The history of state revenue production is the history of the evolution of the state.
All mineral states … are rentier or distributive states.
The conventional literature on the resource curse defines the problem of mineral-rich states as essentially a fiscal one. In short, because they can derive income exclusively from external rents, such states have no need to develop a viable tax system to tap into domestic sources of revenue. Fiscal independence from the domestic population, in turn, affords governing elites the freedom to distribute the state’s income as they please. Mineral-rich states, therefore, are often classified as both rentier states and distributive states.

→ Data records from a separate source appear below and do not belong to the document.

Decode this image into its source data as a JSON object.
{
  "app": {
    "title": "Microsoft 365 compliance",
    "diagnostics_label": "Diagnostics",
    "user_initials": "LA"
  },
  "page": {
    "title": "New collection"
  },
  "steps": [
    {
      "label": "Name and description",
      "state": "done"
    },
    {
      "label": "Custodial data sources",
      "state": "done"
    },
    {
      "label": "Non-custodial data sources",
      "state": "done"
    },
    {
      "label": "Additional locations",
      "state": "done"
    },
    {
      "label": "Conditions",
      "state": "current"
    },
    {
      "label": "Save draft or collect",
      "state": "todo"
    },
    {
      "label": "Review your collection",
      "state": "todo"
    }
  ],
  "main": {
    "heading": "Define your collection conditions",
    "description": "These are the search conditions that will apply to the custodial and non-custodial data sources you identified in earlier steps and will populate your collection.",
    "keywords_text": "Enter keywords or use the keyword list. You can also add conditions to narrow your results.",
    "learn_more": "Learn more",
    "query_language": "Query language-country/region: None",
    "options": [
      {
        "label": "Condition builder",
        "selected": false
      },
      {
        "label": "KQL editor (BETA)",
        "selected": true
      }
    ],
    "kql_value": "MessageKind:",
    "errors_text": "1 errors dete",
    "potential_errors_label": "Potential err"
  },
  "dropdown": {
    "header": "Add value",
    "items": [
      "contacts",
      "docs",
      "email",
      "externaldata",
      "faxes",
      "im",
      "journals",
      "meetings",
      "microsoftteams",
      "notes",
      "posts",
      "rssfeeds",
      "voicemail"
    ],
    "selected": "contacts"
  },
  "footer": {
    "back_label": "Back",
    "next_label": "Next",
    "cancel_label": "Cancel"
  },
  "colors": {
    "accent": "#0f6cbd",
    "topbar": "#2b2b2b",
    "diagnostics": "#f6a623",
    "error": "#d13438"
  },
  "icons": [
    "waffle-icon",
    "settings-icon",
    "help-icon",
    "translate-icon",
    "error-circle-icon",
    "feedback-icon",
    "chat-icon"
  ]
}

This focus on fiscal regimes, particularly the extractive side, is understandable considering the overwhelming emphasis on taxation in the general political economy literature. Beginning with Max Weber, it is widely recognized that the ability to generate revenue is a minimal requirement for modern statehood. Simply put: without revenue, state leaders would be unable to perform the basic tasks of staffing the bureaucracy, maintaining social order, and securing their borders (see Levi 1988, Tilly 1975), let alone to fulfill the broader goal of promoting societal welfare (see Skocpol and Amenta 1986). Not surprisingly, then, some have defined the state solely “in terms of [its] taxation powers” (Lieberman 2002, 92 referring to North 1981, 21).